[Collected data]
══════

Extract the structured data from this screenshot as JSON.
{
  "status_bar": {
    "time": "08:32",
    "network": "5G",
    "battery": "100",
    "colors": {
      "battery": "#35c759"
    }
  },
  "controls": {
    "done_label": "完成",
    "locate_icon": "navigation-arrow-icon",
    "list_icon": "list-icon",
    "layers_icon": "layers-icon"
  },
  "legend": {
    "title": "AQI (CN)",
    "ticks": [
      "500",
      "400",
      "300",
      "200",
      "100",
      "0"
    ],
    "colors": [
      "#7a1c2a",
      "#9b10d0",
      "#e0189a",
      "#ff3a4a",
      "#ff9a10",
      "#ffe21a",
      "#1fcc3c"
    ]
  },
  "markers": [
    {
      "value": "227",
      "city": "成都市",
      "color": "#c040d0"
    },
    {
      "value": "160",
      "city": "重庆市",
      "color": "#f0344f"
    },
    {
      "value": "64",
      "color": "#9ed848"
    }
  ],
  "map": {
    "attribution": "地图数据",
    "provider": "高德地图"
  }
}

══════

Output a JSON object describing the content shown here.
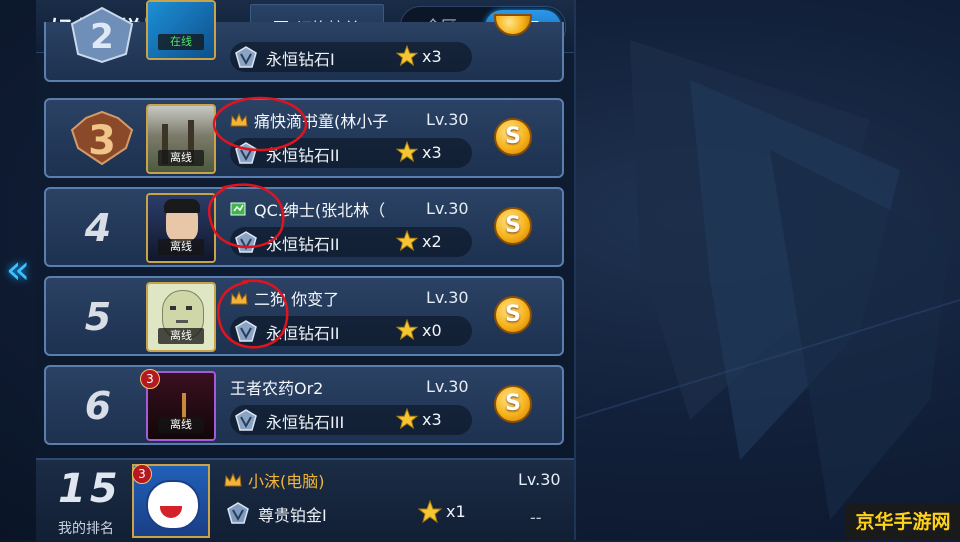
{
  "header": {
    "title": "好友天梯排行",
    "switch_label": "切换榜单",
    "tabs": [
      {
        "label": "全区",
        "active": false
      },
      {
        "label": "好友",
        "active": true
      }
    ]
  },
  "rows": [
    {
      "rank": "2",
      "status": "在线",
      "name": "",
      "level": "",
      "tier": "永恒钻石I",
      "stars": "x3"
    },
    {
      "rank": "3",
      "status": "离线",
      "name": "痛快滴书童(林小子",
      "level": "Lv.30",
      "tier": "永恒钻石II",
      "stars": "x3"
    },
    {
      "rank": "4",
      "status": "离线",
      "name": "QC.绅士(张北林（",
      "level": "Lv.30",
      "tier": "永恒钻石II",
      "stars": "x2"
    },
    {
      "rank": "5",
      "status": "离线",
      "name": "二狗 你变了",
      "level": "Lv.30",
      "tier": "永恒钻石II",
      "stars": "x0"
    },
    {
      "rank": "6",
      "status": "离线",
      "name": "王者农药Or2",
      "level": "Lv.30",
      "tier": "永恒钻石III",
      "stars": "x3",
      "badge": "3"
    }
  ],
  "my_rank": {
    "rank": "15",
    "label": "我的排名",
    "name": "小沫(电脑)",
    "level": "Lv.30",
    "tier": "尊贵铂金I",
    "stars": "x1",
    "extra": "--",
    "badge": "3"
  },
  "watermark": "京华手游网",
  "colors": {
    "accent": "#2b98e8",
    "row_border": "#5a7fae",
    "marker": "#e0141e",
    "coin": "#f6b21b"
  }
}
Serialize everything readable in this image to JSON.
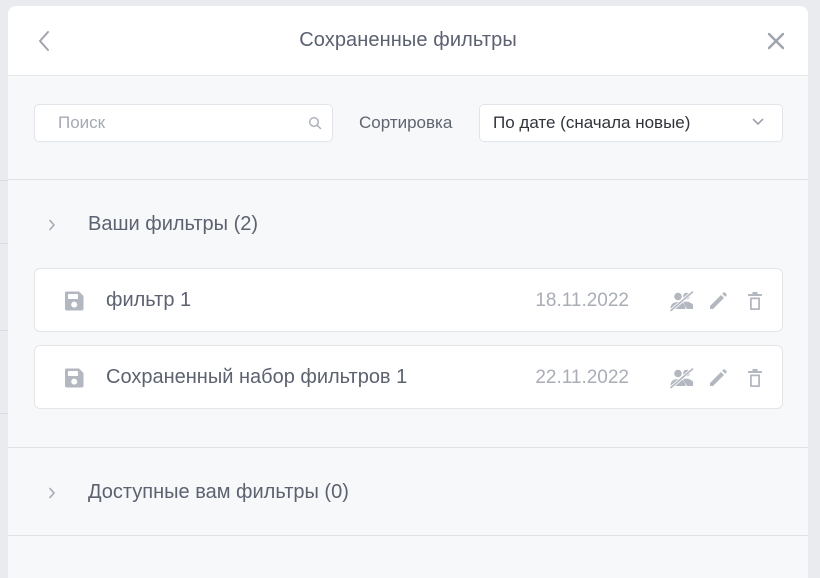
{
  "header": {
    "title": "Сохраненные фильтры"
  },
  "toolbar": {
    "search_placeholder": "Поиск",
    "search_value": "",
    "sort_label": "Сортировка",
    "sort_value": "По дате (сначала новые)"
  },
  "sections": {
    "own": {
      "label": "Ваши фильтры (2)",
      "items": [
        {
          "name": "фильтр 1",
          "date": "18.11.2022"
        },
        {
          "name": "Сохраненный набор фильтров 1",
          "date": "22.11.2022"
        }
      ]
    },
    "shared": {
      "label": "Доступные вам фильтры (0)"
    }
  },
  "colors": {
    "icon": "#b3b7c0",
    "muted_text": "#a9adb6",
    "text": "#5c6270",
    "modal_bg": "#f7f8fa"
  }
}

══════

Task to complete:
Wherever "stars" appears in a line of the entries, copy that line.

Exercise answer:
      "stars": "x3"
      "stars": "x3"
      "stars": "x2"
      "stars": "x0"
      "stars": "x3",
    "stars": "x1",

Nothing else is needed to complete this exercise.